Harvard physicist plans Pacific expedition to find asteroid fragments

Harvard physicist plans Pacific expedition to find asteroid fragments

A Harvard physicist is planning a Pacific expedition to find what he thinks might be an alien artifact that smashed into the ocean.

Avi Loeb announced that he is organizing a 1.5 m ocean expedition to Papua New Guinea to look for fragments of an object that crashed off the coast of Manus Island in 2014.

In the year 2019, Loeb identified the object as the first interstellar meteor ever discovered, meaning it originated outside of our solar system. According to Loeb, the meteor's interstellar origin was confirmed by the Department of Defense's space command in April 2022 to Nasa.

Loeb and his team also concluded that the meteor was tougher than all other 272 meteors in Nasa's Center for Near Earth Object Studies catalog.

I set up a team that designed a two-week expedition to search for meteor fragments at a depth of 1.7 km on the ocean floor. Analyzing the composition of the fragments could allow us to determine whether the object is natural or artificial in origin, according to Loeb wote in a post on Medium.

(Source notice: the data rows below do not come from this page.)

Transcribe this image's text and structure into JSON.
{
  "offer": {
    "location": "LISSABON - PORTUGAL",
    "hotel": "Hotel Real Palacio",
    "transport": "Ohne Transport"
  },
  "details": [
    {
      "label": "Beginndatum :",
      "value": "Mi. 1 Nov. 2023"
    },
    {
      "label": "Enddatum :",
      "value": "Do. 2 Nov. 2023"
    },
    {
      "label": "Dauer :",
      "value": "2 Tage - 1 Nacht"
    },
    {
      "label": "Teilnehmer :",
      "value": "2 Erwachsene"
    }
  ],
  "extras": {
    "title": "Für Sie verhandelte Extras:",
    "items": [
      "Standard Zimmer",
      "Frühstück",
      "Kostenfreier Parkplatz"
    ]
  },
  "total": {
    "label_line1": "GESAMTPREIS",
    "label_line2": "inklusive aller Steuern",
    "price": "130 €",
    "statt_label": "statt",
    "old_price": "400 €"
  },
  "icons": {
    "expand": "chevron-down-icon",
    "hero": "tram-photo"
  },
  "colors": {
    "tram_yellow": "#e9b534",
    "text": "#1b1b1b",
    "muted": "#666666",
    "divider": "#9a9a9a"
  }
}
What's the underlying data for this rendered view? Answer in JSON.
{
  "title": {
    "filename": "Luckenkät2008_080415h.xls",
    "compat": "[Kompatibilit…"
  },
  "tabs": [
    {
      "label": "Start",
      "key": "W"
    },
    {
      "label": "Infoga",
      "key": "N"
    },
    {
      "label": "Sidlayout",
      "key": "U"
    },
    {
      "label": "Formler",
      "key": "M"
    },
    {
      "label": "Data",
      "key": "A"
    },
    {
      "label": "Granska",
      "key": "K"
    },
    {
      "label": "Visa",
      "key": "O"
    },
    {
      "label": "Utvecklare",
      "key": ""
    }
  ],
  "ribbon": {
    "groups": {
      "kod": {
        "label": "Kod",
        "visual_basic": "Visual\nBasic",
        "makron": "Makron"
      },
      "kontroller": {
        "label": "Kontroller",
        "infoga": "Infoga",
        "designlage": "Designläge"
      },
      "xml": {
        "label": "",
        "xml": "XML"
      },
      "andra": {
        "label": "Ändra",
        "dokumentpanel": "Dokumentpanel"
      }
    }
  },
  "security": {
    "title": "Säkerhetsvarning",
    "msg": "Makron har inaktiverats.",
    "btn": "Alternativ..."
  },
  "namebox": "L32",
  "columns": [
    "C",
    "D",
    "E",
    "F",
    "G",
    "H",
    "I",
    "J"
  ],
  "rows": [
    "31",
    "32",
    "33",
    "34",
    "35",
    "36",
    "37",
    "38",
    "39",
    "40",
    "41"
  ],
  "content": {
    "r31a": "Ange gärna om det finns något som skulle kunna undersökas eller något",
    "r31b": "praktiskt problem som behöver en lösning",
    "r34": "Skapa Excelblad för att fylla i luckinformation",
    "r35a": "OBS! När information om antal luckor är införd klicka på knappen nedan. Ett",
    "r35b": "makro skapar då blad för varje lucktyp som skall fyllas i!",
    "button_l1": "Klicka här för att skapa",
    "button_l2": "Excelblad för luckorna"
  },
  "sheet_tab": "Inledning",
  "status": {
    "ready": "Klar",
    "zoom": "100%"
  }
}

We have a dream team of people, including some of the most experienced and qualified professionals who have been involved in ocean expeditions. He said we have complete design and manufacturing plans for the required sled, magnets, collection nets and mass spectrometer.

According to Loeb, it is possible that the meteor is tough because they are artificial in origin, launched a billion years ago from a distant technological civilization. The ocean expedition is expected to use a ship with a magnetic sled deployed using a long line winch. The team will consist of seven sled operations, as well as a scientific team.

We will tow a sled mounted with magnets, cameras and lights on the ocean floor, inside a 10 km 10 km search box. A number of sources have been used to narrow the search site to this relatively small search box, according to Loeb and his team.

The size of the fragments to be found by Loeb's team will depend on the composition of the meteor. The physicist predicts a thousand fragments larger than a millimeter for an iron meteorite. If the meteor is of stainless-steel composition, Loeb s team expects to find larger sizes with tens of fragments larger than a centimeter.

Loeb promised Paola Antonelli, curator of the Museum of Modern Art, that he will bring it to New York in case his team recovers a sizable technological relic from the expedition.

The expedition is expected to launch this summer, according to the Daily Beast.

There is a chance that it will fail, said Loeb, co-founder of the $1.755 m Galileo Project, who is tasked with searching for extraterrestrial signs. He remains adamant about the mission.